  17. Line up the two logs next to each other, attach each log at one end and gently twist the two logs around each other. Attach the ends as you finish. You should have at 4-6 twists, the twists will help the baked cake to hold it's shape and keep the fruit from settling to the bottom of the cake as it bakes.
  18. Place the twisted dough in the prepared pan. Repeat the process to make 2 more loaves.
  19. Brush the unbaked assembled babkas very lightly with blueberry syrup.
  20. Allow to rise in a draft free location for approximately 40 minutes.
  21. About 10 minutes before the end of the rising time, preheat the oven to 360 degrees F.
  22. Place the three unbaked cakes into the preheated oven and bake for 40-50 minutes. The cake will be golden, but look slighly underdone. Leaving the cake in the oven, shut off the oven, close the door and allow to cook for another 10 minutes.
  23. Remove cake from the oven, it should have a fabulous golden color, with a slight sheen from the syrup. Using any remaining syrup, you can lightly brush the hot cakes while they remain in the pans.
  24. The babkas must remain in the pan until entirely cooled. I often leave them overnight. Remove gently from pan. A completely cooked babka will retain its shape.
  25. Babka can be double wrapped and frozen at this point. The well-wrapped baked cake will hold in the freezer for 3-4 weeks. I keep this cake covered for up to 2-3 days in the refrigerator.

See what other Food52ers are saying.

  • Fred Stone
    Fred Stone
  • bergman
  • Mark Finkelstein
    Mark Finkelstein
  • Ann Goldman
    Ann Goldman

4 Reviews

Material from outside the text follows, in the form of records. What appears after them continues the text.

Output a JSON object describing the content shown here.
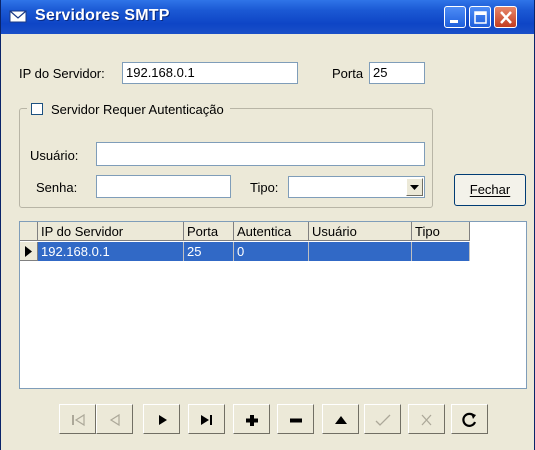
{
  "window": {
    "title": "Servidores SMTP",
    "accent": "#0e45c6"
  },
  "form": {
    "ip_label": "IP do Servidor:",
    "ip_value": "192.168.0.1",
    "port_label": "Porta",
    "port_value": "25",
    "auth_group_label": "Servidor Requer Autenticação",
    "auth_checked": false,
    "user_label": "Usuário:",
    "user_value": "",
    "password_label": "Senha:",
    "password_value": "",
    "type_label": "Tipo:",
    "type_value": "",
    "close_button": "Fechar"
  },
  "grid": {
    "columns": [
      "IP do Servidor",
      "Porta",
      "Autentica",
      "Usuário",
      "Tipo"
    ],
    "rows": [
      [
        "192.168.0.1",
        "25",
        "0",
        "",
        ""
      ]
    ],
    "selected_row_color": "#3169c6"
  },
  "navigator": {
    "buttons": [
      {
        "name": "first-record",
        "icon": "first-icon",
        "enabled": false
      },
      {
        "name": "prior-record",
        "icon": "prior-icon",
        "enabled": false
      },
      {
        "name": "next-record",
        "icon": "next-icon",
        "enabled": true
      },
      {
        "name": "last-record",
        "icon": "last-icon",
        "enabled": true
      },
      {
        "name": "insert-record",
        "icon": "plus-icon",
        "enabled": true
      },
      {
        "name": "delete-record",
        "icon": "minus-icon",
        "enabled": true
      },
      {
        "name": "edit-record",
        "icon": "up-triangle-icon",
        "enabled": true
      },
      {
        "name": "post-record",
        "icon": "check-icon",
        "enabled": false
      },
      {
        "name": "cancel-record",
        "icon": "x-icon",
        "enabled": false
      },
      {
        "name": "refresh-record",
        "icon": "refresh-icon",
        "enabled": true
      }
    ]
  }
}
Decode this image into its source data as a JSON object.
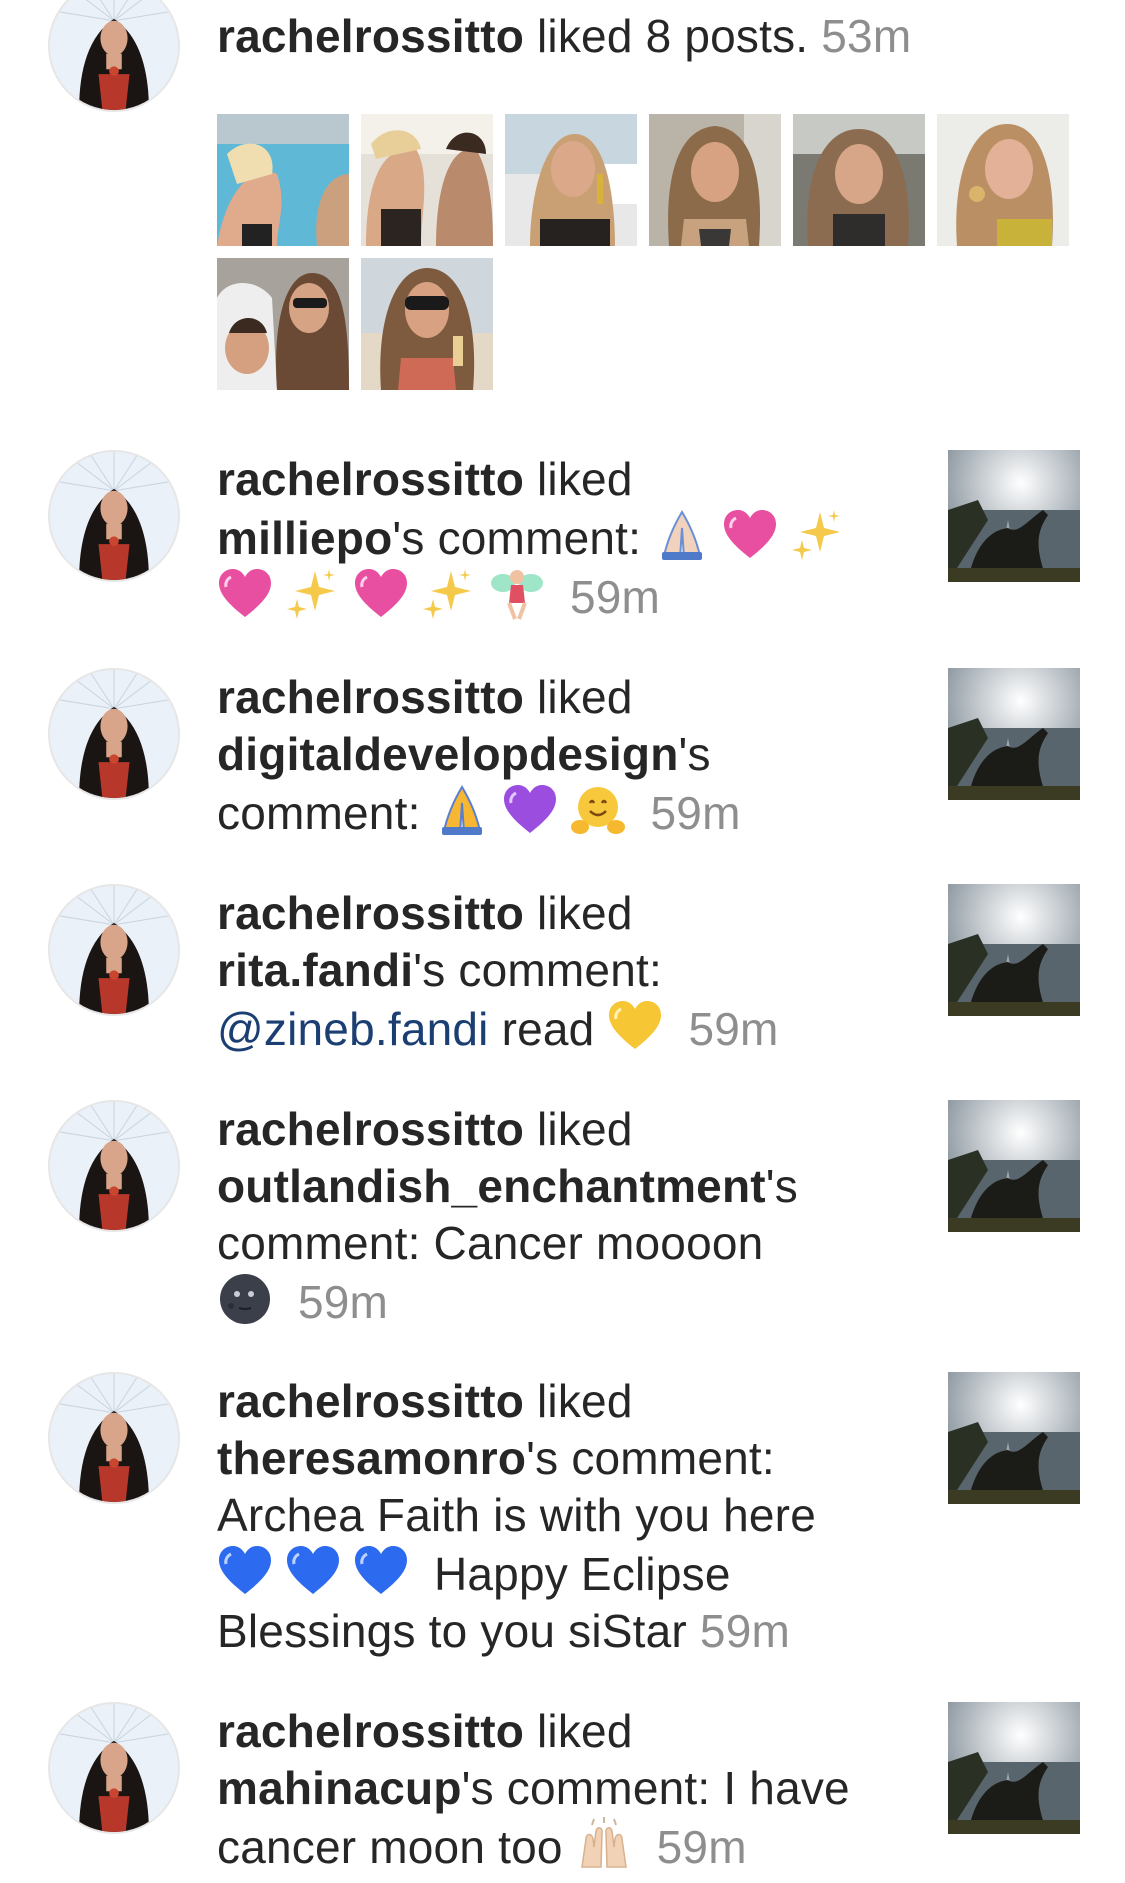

Fred S. July 12, 2013
Mark is absolutely right.
Mark F. July 12, 2013
Just tried it. Amazing!
bergman July 10, 2013
Looks delicious. Do you have any suggestions about other Babka fillings?
Ann G. July 10, 2013
Check my blog - - there is a delicious chocolate babka (from Jerusalem cookbook) and a really interesting apple/maple/nut filling (fall themed). Thanks for asking!